Men are sterilized with a vasectomy. During this procedure, the doctor cuts or blocks the 2 tubes called the “vas deferens” so that sperm can’t get into the man’s semen.
Natural family planning
Natural family planning requires a couple to learn when a woman can get pregnant during her cycle (usually 5 days before ovulation and 2 days after ovulation). To prevent pregnancy, the couple must not have intercourse during those days. There are a number of ways to keep track of a woman's ovulation. All of them require a lot of planning and commitment.
Is withdrawal effective?

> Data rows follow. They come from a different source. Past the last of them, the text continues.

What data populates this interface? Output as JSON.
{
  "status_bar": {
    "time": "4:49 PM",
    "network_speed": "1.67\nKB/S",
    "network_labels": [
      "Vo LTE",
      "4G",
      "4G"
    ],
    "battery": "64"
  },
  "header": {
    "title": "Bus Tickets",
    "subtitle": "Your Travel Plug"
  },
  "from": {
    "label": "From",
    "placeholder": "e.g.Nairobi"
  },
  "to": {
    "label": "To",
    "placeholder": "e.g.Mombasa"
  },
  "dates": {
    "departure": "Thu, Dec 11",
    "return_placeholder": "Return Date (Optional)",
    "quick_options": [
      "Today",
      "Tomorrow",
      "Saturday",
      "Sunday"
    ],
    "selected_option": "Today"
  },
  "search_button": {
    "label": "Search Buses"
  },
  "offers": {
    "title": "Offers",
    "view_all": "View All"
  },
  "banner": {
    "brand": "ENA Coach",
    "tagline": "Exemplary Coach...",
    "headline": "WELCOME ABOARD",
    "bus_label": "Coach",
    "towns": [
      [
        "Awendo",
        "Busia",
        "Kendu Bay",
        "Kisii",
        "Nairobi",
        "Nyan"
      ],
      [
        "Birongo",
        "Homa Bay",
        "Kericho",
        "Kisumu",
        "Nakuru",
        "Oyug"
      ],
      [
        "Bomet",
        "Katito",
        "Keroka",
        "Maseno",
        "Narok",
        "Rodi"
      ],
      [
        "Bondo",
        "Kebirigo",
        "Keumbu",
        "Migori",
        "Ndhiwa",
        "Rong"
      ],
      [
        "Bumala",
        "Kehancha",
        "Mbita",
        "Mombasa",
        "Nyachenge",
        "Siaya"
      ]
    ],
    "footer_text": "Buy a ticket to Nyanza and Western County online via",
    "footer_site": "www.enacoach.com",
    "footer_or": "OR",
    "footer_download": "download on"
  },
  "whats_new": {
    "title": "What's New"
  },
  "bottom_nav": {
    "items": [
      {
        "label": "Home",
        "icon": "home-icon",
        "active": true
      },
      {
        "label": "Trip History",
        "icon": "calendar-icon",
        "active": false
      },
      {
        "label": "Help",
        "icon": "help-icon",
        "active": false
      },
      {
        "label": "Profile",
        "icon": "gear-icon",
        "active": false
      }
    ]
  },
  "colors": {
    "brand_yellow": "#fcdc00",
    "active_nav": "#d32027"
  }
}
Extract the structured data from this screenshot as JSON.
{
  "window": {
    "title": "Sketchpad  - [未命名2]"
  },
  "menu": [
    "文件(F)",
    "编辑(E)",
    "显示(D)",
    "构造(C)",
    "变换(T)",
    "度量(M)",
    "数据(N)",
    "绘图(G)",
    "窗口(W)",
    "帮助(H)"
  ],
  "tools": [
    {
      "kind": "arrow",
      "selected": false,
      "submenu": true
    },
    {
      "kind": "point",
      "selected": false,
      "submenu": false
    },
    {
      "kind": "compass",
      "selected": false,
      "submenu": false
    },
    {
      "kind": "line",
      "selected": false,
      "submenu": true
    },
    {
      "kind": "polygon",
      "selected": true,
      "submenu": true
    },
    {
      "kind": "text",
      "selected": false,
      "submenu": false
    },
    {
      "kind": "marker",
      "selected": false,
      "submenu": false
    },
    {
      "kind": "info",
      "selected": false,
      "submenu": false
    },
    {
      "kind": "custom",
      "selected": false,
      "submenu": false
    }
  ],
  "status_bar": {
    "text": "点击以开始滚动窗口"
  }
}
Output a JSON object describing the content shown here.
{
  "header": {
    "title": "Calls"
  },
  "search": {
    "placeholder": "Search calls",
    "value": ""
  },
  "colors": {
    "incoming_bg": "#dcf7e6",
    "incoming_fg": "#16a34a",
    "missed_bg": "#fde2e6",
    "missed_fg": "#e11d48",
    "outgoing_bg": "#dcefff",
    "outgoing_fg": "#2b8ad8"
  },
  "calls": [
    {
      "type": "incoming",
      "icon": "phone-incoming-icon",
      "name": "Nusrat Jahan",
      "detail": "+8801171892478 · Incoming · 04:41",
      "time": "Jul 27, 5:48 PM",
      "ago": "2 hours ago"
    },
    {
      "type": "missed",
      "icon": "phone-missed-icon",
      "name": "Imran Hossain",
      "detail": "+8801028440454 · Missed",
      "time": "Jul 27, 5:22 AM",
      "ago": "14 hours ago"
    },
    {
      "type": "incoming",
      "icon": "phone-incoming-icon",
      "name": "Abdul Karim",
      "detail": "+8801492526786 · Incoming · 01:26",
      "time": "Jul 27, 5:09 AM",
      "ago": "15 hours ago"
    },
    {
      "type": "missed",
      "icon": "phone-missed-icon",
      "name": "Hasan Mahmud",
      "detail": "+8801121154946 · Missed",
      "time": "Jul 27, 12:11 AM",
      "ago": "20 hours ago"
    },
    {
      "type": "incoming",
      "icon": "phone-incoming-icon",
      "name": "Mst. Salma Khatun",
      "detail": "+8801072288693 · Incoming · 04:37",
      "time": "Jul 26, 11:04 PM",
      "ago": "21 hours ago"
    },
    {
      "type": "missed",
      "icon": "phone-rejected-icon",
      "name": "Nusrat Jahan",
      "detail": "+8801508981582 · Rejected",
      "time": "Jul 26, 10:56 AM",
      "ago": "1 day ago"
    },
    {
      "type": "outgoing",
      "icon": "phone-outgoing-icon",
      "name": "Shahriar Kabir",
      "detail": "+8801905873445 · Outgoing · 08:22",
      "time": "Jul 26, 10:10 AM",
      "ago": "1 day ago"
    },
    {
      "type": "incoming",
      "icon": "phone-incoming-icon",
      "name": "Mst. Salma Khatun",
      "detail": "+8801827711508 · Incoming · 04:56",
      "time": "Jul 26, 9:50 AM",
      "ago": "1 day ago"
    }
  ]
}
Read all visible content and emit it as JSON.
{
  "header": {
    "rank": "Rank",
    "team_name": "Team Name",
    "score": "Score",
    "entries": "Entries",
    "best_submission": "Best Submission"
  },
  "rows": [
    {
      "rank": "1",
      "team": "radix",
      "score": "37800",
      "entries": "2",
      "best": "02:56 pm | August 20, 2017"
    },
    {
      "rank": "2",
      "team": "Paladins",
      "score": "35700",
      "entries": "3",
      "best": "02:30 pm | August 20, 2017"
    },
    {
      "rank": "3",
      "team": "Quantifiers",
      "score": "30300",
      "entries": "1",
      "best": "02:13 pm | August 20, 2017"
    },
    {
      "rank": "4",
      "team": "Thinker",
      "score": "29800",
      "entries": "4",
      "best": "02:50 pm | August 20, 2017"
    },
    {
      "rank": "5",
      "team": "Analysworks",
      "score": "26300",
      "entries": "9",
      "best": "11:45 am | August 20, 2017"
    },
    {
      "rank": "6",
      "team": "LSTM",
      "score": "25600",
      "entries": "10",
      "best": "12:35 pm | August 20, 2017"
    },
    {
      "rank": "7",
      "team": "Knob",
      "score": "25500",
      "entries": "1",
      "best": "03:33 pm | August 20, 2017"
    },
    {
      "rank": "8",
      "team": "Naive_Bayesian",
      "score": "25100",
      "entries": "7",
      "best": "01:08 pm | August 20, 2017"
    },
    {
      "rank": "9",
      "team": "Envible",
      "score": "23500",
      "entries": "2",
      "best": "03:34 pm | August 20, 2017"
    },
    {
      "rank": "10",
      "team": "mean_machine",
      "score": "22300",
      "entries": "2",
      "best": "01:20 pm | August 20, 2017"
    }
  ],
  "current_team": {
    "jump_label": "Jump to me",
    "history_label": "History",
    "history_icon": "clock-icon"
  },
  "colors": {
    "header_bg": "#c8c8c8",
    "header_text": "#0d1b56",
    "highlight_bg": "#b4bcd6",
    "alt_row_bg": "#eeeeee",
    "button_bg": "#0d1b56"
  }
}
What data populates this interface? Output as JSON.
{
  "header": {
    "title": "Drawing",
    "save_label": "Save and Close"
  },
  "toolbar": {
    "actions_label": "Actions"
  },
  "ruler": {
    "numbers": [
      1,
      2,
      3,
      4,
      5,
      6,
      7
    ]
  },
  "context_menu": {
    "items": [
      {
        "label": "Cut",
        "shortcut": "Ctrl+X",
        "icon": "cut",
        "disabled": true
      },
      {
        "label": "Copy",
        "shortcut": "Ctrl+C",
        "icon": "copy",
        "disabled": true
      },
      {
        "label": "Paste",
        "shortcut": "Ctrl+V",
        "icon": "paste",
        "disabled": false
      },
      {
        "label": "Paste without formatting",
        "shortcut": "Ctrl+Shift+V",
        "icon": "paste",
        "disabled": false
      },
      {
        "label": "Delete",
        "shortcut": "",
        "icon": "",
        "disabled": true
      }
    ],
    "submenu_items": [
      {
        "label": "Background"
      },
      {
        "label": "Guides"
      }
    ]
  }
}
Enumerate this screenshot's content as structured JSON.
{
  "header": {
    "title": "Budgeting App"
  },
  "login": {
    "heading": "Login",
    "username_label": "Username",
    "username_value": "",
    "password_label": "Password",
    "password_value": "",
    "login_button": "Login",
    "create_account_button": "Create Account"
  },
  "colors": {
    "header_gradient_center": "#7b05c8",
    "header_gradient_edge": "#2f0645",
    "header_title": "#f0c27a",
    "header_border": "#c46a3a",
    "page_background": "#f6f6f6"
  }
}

No. When a man tries to pull out before ejaculating ("coming"), he usually leaves behind a small amount of fluid that leaks from the penis during sex. This fluid has enough sperm in it to cause pregnancy.
How well do these birth control methods work?
The table below shows the percent of women who have an unintended pregnancy within the first year of “typical use” for different types of birth control. “Typical use” includes inconsistent and incorrect use of the birth control method.
Failure rates for birth control methods
|(Percent of women who have an unintended pregnancy within the first year of typical use)|
*Contraceptive patch is less effective in women who weigh more than 198 pounds.
Information from The Association of Reproductive Health Professionals. Choosing a birth control method. Retrieved March 9, 2015 at https://www.arhp.org/Publications-and-Resources/Quick-Reference-Guide-for-Clinicians/choosing/failure-rates-table44.
Written by familydoctor.org editorial staff